Atelier Lulua: The Scion of Arland review

by on May 26, 2019
Release Date

May 24, 2019


Gust’s Atelier franchise has become one of my favourite gaming franchises when it comes to relaxing experiences. Unlike most JRPGs, these games are more focused on “slice of life” stories, exploration, crafting, and a lot of great art and music. While some entries like Nelke have been disappointing, the core series has mostly maintained its quality. Koei Tecmo and Gust recently brought the Atelier Arland Trilogy to PS4, Switch, and PC and while that set of ports felt out of character, the announcement of Atelier Lulua made the decision of those ports make sense. Atelier Lulua is the fourth entry in what is no longer a trilogy for the Atelier Arland series of Atelier games and it has quite a legacy to live up to. Thankfully, it does a lot right and is definitely a worthy Arland entry and a great Atelier game.

One of the best parts of the Atelier games is the stories never really take the usual “save the world from a massive evil” approach and really focus on characters and their relationships with others in-game. Lulua is Rorona’s daughter (I know, right) who is trying to surpass her mother in alchemy which is quite the task. She discovers a book that no one else can read. This book isn’t your everyday book and you need to fulfil certain requirements to decipher the pages, and this is how the story progresses as you learn new recipes and more. The story is definitely a slow burn but it is super relaxing. I will say that while you can probably play this directly, you’re better off getting the trilogy of games that are definitely worth playing before jumping into Lulua.

Barring exploration and gathering, interacting with characters and alchemy are definitely the focus for gameplay here. While you will partake in turn-based combat, it never feels boring and encounters end fairly quickly. Chaining combos is fun and the catchy battle music definitely helps. It feels great to play a new Atelier game that still manages to have the quality of the better games in the series. I also like how Lulua doesn’t really force you into looking at guides online for things to do; everything is very clear when you want to advance the story and progress.

Atelier Lulua sees Gust try to push visuals quite a bit and it mostly pays off. Environments look beautiful and are quite open. They don’t feel as barren as those in Firis either. Character models remain Gust’s strength and I’m still blown away by just how well they transition gorgeous portraits into 3D character models without losing any charm. Lulua even has a very nice interface that is basically a staple for the series at this point. Performance is fine but it is disappointing to have a game that doesn’t really push the hardware to run at a higher framerate. Shadows are the biggest issue with visuals and they are almost always plain ugly and sometimes flicker.

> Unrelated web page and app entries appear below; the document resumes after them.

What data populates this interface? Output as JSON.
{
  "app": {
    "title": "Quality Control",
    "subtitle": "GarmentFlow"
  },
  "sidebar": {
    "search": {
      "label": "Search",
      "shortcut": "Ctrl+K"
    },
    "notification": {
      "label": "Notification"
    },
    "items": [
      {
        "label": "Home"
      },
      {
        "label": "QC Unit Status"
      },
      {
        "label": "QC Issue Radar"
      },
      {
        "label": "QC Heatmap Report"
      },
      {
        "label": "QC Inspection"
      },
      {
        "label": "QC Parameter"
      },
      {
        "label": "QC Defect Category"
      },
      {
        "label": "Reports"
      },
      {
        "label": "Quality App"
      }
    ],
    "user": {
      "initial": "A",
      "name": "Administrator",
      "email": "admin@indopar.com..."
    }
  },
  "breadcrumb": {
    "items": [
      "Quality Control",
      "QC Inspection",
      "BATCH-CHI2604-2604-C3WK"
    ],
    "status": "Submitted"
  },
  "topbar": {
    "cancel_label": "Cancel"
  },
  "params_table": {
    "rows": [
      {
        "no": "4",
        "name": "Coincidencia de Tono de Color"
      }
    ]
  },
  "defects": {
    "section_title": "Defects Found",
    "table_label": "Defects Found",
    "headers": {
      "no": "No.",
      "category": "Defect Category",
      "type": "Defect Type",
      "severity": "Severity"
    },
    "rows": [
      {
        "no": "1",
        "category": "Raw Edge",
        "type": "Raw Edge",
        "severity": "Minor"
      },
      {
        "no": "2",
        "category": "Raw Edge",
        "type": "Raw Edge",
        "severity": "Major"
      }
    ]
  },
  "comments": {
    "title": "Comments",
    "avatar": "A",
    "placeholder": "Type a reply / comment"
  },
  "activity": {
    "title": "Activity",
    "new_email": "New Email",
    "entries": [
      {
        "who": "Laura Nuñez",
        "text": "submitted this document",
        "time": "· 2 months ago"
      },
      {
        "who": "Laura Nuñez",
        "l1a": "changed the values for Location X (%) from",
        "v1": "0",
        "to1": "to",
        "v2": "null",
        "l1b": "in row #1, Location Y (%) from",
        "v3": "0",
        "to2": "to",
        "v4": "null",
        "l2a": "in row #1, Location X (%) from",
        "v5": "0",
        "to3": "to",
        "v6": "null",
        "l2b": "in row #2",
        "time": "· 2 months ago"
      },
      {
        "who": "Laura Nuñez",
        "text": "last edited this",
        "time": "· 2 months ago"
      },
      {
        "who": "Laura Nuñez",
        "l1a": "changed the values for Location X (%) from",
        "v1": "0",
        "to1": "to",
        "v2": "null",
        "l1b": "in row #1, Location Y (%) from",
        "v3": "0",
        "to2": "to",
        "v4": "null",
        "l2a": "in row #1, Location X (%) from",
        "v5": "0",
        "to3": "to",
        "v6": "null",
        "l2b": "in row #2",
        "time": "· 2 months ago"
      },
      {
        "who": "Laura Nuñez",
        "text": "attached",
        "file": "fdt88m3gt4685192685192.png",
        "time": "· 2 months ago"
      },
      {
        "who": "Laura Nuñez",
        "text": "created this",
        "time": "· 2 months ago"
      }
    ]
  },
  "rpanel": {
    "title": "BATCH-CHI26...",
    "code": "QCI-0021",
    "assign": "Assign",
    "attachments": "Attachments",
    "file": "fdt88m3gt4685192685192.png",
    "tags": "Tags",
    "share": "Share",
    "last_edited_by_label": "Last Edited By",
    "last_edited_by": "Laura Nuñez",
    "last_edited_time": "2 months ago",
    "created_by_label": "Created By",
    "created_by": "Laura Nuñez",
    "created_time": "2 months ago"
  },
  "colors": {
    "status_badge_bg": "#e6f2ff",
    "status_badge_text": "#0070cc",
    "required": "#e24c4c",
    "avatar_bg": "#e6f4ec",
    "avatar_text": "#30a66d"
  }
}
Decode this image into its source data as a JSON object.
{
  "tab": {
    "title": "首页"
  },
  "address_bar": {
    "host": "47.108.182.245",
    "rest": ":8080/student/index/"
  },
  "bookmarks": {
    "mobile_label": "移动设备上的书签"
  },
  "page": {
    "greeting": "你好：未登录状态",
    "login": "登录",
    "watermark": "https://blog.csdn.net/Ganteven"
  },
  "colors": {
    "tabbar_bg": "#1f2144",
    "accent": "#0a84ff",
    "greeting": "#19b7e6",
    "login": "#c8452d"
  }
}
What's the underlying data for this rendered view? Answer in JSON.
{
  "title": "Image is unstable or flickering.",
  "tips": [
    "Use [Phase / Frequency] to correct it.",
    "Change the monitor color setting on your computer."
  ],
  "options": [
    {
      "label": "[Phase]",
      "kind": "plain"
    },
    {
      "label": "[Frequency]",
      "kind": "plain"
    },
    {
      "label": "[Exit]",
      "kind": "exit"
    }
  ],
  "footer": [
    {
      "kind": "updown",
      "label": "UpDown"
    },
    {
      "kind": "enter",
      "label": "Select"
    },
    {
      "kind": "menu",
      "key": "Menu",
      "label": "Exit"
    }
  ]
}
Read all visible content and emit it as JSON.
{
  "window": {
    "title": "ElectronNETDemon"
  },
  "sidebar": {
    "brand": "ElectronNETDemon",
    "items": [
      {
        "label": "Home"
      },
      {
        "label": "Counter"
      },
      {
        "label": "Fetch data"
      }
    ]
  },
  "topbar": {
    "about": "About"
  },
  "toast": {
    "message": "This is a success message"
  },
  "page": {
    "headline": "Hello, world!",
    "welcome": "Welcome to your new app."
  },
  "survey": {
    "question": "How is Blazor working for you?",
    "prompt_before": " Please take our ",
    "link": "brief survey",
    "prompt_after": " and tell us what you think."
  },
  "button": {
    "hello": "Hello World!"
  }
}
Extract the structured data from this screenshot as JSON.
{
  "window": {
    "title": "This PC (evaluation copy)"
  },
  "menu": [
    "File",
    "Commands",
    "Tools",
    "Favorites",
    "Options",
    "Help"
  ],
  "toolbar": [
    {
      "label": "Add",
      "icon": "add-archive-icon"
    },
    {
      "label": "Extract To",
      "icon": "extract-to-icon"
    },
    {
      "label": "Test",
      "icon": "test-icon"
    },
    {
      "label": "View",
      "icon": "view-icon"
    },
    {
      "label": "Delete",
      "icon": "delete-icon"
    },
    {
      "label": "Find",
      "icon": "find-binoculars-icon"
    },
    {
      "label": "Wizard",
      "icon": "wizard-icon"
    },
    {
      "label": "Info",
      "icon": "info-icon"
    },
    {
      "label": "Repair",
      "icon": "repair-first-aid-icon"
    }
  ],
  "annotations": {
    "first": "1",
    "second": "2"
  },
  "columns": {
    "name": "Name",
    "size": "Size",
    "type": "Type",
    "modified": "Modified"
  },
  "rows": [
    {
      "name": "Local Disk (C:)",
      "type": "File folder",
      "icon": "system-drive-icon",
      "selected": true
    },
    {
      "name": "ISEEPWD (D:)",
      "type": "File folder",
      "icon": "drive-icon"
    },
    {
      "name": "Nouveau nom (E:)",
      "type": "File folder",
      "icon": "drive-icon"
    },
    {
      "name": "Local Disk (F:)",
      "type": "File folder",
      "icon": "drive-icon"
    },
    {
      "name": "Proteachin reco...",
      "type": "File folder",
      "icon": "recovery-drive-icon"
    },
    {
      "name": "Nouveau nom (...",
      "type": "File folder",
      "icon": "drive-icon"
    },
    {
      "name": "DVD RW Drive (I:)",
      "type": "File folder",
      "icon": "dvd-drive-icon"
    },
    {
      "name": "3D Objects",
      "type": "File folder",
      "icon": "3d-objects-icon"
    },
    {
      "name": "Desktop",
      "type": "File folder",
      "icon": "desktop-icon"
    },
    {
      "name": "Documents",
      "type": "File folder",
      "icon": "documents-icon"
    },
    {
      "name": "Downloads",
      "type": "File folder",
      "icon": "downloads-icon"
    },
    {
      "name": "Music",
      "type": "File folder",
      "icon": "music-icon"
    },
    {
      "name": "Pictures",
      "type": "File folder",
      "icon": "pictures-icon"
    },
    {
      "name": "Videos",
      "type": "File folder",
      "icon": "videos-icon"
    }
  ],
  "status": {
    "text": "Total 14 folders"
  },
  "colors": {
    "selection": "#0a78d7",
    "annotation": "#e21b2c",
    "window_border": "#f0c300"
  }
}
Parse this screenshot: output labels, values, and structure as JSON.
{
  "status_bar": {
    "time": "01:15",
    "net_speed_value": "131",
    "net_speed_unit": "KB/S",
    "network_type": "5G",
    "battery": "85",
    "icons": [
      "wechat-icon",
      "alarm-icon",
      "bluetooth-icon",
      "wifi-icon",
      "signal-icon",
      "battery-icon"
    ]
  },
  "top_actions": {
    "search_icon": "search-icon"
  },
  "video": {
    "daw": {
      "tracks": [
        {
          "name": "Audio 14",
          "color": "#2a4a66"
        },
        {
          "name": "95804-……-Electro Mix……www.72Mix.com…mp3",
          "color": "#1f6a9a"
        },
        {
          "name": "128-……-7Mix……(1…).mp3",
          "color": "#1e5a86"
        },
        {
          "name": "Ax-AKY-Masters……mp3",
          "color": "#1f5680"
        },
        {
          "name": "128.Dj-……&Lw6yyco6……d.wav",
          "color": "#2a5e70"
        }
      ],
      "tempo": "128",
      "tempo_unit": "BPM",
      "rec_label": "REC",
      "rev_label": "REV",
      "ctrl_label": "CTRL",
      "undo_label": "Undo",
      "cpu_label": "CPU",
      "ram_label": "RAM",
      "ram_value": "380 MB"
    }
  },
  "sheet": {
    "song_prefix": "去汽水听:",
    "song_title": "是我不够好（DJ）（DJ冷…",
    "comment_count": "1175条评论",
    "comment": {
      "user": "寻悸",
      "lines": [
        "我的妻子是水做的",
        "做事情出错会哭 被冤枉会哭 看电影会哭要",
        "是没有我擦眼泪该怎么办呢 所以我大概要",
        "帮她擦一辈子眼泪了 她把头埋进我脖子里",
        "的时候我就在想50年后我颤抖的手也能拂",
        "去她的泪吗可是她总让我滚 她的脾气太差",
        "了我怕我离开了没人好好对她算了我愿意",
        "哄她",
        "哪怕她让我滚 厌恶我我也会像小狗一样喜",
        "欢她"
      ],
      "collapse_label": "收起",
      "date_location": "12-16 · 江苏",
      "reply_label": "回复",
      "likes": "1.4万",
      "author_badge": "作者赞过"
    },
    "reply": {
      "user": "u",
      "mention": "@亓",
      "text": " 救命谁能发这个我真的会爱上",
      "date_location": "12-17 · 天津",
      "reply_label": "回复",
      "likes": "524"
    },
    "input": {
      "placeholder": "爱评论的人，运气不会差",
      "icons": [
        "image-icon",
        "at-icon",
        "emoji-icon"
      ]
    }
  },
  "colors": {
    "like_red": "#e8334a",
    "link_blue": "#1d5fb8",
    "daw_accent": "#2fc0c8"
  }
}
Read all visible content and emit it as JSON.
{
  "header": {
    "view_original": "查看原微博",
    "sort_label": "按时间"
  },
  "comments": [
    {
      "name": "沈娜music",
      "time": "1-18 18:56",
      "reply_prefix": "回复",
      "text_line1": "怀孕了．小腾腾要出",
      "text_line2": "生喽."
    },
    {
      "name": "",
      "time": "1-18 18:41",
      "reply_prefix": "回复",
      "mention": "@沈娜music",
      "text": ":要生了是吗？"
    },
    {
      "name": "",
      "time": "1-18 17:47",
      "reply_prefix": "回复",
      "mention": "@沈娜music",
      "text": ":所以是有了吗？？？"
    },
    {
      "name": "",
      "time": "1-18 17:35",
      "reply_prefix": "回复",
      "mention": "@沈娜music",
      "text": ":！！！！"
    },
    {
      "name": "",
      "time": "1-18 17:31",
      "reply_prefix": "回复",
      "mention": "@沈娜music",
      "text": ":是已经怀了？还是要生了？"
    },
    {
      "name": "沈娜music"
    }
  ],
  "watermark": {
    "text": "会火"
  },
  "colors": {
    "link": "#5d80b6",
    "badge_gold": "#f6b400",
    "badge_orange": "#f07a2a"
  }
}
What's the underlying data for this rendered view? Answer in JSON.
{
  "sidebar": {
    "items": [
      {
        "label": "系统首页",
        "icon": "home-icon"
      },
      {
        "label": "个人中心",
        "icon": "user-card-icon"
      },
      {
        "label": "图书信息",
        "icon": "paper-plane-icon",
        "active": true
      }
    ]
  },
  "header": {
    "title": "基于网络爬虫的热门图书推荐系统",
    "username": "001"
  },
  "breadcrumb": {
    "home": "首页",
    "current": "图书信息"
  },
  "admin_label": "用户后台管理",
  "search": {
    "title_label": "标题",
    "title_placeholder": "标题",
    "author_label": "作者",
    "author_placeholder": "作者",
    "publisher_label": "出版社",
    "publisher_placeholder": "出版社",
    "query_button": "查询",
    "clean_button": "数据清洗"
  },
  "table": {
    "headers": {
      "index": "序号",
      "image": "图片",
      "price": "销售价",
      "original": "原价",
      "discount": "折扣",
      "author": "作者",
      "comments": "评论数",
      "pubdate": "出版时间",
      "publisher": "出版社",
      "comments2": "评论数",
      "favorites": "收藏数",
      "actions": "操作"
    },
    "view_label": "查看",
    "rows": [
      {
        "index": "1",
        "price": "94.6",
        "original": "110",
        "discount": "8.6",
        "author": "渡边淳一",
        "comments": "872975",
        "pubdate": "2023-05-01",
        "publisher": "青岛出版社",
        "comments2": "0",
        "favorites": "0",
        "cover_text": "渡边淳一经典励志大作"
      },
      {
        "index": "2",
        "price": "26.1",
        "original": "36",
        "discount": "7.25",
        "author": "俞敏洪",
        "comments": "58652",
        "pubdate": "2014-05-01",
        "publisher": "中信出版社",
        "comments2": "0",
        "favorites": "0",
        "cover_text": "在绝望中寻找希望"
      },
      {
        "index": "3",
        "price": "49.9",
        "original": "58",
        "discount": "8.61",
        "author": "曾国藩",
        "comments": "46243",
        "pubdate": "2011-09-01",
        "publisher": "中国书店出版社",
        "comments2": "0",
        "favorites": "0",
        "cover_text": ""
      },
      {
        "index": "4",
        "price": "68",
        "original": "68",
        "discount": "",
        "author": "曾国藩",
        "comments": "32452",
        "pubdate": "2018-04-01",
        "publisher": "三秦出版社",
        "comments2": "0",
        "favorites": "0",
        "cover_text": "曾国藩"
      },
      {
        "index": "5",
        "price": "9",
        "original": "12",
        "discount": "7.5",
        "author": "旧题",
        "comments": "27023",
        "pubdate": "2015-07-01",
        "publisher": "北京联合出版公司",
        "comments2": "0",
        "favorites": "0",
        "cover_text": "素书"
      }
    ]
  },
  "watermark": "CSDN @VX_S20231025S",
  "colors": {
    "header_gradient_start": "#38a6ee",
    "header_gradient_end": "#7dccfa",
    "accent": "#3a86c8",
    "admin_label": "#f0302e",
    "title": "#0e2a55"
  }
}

You might get used to this but it is noticeably annoying for me on the big screen, though may be less noticeable if on the Switch’s screen.

Gust games are known to have great music, with Atelier games the creme de la creme of Gust music. Lulua’s soundtrack is fantastic. I was sceptical about a lot of things going into Lulua given Nelke, but it looks like Gust definitely knew what they were doing here with an excellent soundtrack. Voice acting is sadly Japanese-only and while this is something everyone is used to in recent Gust games, having the 4th entry in a series that had English dubs as an option drop that for Japanese voice acting only is disappointing.

Lulua’s issues are mostly confined to two aspects which are localisation and visuals. The localisation itself is fine for the most part but this release suffers from something many Japanese-only voice over releases suffer from which is a lack of subtitles for every spoken line. Scenes or lines that had no subtitles in the Japanese release likely won’t have subtitles here. This occurs while synthesizing and it isn’t a dealbreaker but if you’re going to just skip out on a dub, the least you can do is add subtitles for every spoken line since this is an English release. Some translations feel a bit too literal and in many cases, the titles above names don’t make much sense. While it is good to see Gust push for better visuals, Lulua has a few visual issues like very poor quality shadows and a lot of shimmering and straight up aliasing even on PS4 Pro. This definitely feels like a direct port of a Switch game rather than one taking advantage of PS4, let alone PS4 Pro hardware like Atelier Firis or Sophie did well.

Overall, I wish Koei Tecmo had done a dub for this. I get why they stopped doing dubs and while I am still annoyed by that decision, having a new entry with characters people love and have followed for a long time drop English voices and pull a BlazBlue Central Fiction is very disappointing. Many fans enjoyed the Arland games with English voice acting and having the fourth one straight up drop it is not doing right by the fans. Thankfully, the rest of the game is great and it is good to see Gust get back on track with good quality releases after a misstep. I wouldn’t recommend this for newcomers to the franchise since there are much better entries to get into this series, but longtime fans will find a lot to love in Atelier Lula.


Worthy of the Arland name
Superb soundtrack
Great step ahead for the series visually
Very relaxing gameplay


Some visual issues
Some localisation problems

Editor Rating
Our Score


In Short

Atelier Lulua is one of the better Atelier games in recent times and a worthy follow up to the Arland trilogy with its relaxing gameplay and superb soundtrack.